+++ RECORDS SUPPLIED +++

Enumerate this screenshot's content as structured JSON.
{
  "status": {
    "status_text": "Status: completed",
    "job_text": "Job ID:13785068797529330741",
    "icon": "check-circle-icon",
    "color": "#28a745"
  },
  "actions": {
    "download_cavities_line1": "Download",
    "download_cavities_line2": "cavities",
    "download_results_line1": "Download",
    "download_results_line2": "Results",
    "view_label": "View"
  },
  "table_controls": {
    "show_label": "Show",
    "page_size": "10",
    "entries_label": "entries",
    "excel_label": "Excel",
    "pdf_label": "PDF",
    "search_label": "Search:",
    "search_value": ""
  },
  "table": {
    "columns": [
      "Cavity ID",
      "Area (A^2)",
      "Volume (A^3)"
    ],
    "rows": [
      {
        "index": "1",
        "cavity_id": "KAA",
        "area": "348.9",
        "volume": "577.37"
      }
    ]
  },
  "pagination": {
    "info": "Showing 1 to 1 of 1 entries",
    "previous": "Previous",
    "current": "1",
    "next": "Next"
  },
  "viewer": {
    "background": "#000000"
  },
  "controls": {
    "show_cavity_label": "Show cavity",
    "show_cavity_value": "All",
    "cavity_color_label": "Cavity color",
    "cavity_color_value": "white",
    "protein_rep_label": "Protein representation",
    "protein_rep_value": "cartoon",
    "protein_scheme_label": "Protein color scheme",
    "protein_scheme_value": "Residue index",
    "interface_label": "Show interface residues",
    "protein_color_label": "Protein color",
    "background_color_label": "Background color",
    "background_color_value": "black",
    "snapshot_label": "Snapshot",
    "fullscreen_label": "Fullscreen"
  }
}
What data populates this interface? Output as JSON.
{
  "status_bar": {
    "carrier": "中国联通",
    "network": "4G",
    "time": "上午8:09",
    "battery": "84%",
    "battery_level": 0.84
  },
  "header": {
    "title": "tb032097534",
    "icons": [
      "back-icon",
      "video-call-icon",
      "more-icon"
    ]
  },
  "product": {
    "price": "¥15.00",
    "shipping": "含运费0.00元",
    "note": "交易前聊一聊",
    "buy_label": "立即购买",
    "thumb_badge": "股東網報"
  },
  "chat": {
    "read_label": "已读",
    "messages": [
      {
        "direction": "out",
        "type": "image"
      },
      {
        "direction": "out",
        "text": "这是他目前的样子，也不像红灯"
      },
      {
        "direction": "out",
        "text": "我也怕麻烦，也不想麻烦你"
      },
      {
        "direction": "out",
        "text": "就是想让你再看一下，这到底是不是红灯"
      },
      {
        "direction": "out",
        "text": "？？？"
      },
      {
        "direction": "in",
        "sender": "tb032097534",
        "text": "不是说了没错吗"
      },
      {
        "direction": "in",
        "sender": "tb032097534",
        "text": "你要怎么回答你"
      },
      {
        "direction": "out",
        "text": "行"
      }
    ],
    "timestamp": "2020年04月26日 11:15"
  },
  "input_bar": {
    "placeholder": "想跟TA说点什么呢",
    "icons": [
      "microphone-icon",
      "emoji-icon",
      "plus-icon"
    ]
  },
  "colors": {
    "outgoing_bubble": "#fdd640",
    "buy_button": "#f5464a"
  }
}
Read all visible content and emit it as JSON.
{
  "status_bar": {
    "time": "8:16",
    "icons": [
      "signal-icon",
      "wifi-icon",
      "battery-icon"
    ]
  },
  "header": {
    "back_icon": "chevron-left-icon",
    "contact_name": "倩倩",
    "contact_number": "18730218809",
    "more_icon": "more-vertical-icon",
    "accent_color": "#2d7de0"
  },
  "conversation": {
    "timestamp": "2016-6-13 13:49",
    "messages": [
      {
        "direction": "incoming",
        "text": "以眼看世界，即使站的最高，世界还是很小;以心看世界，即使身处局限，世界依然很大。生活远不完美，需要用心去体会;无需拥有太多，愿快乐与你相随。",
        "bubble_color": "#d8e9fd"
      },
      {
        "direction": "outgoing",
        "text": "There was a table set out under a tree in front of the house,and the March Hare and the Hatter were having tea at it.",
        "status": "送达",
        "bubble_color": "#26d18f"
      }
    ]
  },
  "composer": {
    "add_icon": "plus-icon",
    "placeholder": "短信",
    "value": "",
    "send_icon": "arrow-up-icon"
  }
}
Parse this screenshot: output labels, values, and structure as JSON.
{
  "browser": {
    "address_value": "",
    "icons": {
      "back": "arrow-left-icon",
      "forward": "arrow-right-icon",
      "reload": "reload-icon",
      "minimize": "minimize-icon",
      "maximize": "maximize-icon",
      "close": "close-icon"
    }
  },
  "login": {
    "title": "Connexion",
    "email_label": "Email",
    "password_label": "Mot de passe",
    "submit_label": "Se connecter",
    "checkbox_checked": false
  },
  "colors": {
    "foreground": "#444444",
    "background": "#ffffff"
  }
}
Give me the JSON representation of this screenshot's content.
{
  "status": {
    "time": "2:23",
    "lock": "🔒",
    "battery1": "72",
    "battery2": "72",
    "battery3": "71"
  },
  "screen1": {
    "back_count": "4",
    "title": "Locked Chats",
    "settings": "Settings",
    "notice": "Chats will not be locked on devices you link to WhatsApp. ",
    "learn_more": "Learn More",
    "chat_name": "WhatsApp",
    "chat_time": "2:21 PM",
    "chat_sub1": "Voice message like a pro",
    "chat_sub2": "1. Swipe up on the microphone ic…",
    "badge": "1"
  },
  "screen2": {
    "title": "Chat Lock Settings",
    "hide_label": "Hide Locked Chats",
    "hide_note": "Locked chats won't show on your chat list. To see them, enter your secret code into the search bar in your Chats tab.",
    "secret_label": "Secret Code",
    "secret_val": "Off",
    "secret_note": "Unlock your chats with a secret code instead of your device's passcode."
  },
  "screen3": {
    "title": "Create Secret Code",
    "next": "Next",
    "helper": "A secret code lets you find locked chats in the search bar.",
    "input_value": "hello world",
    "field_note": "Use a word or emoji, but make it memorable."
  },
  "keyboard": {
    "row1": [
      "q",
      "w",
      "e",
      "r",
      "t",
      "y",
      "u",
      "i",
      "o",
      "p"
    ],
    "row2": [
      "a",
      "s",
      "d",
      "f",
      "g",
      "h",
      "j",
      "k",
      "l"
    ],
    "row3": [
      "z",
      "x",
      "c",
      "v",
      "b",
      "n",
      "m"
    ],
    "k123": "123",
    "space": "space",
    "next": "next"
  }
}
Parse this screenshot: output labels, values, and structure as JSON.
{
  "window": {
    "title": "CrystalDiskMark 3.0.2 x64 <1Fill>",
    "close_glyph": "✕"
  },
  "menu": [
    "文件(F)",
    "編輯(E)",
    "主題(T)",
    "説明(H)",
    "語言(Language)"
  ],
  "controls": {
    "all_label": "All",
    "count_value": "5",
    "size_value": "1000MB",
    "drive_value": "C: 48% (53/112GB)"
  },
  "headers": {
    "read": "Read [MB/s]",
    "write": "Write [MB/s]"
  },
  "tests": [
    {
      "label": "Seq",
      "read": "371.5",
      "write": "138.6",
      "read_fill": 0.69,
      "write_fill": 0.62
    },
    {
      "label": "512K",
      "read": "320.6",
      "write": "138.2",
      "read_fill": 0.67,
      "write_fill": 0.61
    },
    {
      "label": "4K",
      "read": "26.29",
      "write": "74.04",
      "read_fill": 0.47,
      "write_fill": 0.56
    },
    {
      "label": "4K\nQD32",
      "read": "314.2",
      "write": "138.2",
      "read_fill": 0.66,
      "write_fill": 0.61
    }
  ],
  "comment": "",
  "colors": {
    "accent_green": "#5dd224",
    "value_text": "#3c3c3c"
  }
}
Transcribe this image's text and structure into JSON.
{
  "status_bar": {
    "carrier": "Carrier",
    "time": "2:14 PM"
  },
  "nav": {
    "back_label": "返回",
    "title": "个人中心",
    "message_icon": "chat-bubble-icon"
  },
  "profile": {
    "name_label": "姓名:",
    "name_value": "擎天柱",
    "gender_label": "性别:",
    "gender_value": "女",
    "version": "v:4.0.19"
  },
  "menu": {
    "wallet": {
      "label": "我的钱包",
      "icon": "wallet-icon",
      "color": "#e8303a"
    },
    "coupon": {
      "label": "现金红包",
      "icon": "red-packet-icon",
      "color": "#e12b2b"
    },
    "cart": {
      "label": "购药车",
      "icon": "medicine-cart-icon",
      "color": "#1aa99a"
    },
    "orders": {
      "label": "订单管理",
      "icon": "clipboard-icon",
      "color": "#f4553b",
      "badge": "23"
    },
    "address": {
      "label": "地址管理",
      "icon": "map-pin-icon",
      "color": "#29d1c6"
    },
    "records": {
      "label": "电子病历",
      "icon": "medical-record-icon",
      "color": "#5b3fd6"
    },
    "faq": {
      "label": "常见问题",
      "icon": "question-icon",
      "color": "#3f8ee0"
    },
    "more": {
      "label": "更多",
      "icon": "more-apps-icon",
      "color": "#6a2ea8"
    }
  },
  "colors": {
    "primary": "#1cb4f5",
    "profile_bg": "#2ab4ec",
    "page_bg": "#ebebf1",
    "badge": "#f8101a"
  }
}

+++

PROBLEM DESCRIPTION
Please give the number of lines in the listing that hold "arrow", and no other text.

EXERCISE RESPONSE
3